I had some babies. I quit my full time job. I lost my part time job. And yet, the two kids and the house remained. This should be easy! I’ve done this before! Uh… apparently, no, I’ve lost the knack. I suck at being frugal. I miss the good cheese!
Seriously, my downfall is probably food. I am not attracted to unhealthy, cheap food. If I can’t have good, healthy, organic food then I just won’t eat at all. I’ll get hungry and grumpy. It is an occupational hazard for a SAHM.
I don’t know what I am doing wrong that I keep running out of grocery money. I do meal planning, I try to maximize each ingredient. I have recently tried shopping at different grocery stores because I’ve heard that some are cheaper than others. But since I will still only buy organic of the EWG Dirty Dozen in produce, and I refuse to buy non-organic milk or conventionally raised eggs, there doesn’t seem to be much variation in price between stores.

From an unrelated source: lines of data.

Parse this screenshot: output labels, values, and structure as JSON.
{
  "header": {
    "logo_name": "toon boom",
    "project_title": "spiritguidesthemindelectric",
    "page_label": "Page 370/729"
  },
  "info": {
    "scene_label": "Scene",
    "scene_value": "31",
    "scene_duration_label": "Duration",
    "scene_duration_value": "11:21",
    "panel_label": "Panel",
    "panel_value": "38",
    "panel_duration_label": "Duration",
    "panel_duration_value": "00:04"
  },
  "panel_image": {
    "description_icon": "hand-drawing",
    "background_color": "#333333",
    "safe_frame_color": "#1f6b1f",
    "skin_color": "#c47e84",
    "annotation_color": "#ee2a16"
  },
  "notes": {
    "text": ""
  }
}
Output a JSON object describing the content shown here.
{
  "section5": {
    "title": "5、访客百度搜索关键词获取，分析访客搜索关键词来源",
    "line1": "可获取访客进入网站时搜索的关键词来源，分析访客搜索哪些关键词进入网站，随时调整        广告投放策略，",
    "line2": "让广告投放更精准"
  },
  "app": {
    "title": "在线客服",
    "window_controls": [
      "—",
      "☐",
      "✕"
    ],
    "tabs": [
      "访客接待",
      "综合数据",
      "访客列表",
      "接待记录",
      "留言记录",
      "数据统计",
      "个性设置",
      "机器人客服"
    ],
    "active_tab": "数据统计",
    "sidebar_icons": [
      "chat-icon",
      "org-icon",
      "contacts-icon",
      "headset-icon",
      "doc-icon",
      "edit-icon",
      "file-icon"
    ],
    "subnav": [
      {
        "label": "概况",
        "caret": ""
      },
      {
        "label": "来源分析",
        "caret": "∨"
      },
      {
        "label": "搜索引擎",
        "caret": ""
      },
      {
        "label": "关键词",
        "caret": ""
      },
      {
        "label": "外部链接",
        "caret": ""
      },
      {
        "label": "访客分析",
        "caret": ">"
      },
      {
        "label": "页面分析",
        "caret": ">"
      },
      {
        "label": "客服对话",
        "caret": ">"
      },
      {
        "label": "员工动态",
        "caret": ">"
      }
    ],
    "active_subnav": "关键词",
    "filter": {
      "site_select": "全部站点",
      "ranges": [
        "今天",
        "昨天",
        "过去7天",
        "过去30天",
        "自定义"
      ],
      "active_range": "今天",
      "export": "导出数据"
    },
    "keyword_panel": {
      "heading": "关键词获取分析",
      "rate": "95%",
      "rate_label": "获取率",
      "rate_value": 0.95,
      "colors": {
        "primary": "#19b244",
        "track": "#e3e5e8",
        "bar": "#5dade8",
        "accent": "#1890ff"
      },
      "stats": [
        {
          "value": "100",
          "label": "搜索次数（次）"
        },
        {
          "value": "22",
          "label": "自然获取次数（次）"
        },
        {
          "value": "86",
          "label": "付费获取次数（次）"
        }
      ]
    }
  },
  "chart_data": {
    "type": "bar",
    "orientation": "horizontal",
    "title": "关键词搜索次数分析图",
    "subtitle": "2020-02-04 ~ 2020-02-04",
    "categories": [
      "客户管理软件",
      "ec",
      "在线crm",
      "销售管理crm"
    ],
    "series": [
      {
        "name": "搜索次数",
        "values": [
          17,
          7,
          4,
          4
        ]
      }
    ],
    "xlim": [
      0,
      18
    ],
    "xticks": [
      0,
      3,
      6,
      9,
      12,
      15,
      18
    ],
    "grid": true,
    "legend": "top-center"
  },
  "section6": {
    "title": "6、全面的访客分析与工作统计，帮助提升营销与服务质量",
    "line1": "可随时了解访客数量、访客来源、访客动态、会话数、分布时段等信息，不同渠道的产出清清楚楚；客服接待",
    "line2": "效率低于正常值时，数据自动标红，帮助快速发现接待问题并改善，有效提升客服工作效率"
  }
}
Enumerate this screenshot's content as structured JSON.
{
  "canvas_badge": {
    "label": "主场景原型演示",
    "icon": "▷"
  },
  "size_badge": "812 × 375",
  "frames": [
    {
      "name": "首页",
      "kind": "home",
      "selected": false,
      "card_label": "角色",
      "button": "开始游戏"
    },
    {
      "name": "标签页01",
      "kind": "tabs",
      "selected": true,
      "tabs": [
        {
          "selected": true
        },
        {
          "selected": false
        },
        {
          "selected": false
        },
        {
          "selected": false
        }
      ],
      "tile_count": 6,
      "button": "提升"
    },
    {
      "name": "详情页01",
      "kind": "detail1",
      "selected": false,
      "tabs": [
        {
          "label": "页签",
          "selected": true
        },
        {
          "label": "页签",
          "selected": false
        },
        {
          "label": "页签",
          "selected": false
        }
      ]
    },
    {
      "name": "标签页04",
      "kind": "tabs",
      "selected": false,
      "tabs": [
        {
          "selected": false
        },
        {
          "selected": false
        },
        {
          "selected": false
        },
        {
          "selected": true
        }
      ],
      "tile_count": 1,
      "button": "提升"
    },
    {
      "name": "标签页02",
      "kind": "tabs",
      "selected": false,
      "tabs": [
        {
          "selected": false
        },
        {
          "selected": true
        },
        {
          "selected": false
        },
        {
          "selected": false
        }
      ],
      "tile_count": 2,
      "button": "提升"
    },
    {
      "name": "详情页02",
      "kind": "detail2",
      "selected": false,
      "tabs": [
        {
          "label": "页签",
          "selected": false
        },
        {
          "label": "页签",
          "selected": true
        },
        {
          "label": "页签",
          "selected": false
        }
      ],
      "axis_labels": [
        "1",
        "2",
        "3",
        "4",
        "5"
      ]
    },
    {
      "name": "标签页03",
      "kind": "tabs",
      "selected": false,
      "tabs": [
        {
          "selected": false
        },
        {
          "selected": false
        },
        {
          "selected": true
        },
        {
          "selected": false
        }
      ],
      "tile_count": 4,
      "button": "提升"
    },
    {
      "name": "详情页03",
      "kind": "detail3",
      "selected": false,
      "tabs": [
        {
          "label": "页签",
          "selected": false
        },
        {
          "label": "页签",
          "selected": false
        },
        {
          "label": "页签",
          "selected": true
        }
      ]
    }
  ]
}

In fact, when I try to pursue cheaper stores, I just find that the selection of foods that I find acceptable for our family is small or nonexistent. I can go in with a list of 10 things but only find 7 or 8. Then I have to go to another store. Since I can’t make it to two stores in one day with both kids in tow, missing those 2 to 3 items for certain recipes on grocery day can derail my entire meal plan for the week.
Another thing that derails the budget is buying staples. I can stay within the budget as long as we never run out of seasonings, snacks for the kids, butter, nuts, cheese, yogurt, eggs, bread, and milk. But when I have a list of things I need to replenish in our fridge or pantry, sometimes that list will use up my entire budget for the week. Then what do I do about food for actual meals?
It is all very complex and inter-related. One item affects another. Smart health choices build up to more expensive groceries. Both my kids now drink cows milk and eat real solid food. We are feeding 4 people, even though 2 of them are small.
Frugal. It’s such an ugly word.